1Royal Hobart Hospital, Hobart, Australia
The number of individuals in Australia who meet the classification criteria for ‘low-risk’ for Creutzfeldt-Jacob Disease (CJD) is a relatively small group. The frequency with which individuals in the ‘low-risk’ group undergo surgery requiring exposure to higher-infectivity tissue is an even smaller group.
In June 2018 a 69 year old female patient in the ‘low-risk’ category for CJD transmission, was admitted over a weekend to the Royal Hobart Hospital. She had increasing focal symptoms associated with a recently diagnosed large, complex, deep-seated meningioma.
This case presented a set of unique challenges relating to the invasive neurosurgery required to remove this tumour, whilst maintaining capacity to continue to treat subsequent patients in the sole facility undertaking such surgery within Tasmania. The challenges related to the need to potentially quarantine and destroy complex equipment which could not be readily replaced either through loan equipment or substitution.

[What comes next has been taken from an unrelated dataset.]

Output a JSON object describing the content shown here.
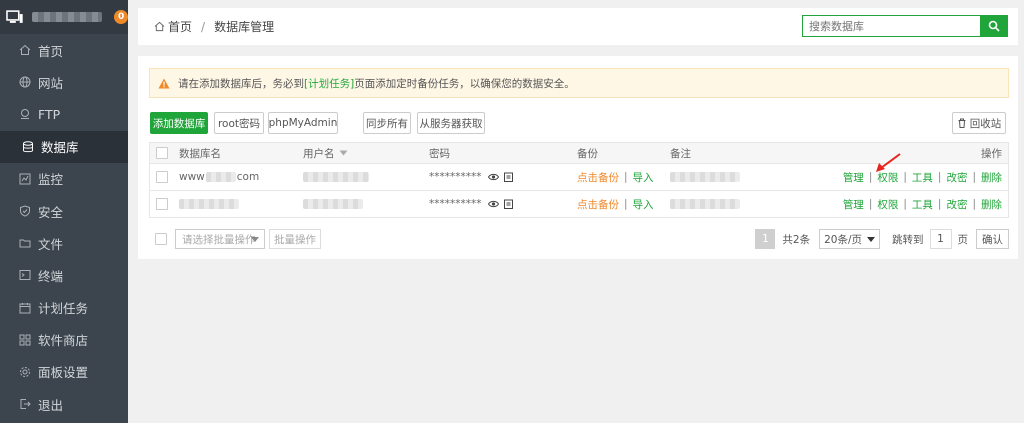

The ability to both perform this case and maintain surgical capacity required a level of detailed planning with limited time due to the pressing nature of the illness being experienced by the patient. The application of the current Australian CJD Guidelines required rapid multi-disciplinary interaction and detailed high-level planning.
This presentation will explore the lessons learnt that allowed our organisation to successfully provide complex treatment in a timely manner, whilst allowing retention of advanced neurosurgical capacity within the Tasmanian Public Healthcare system.
To be provided later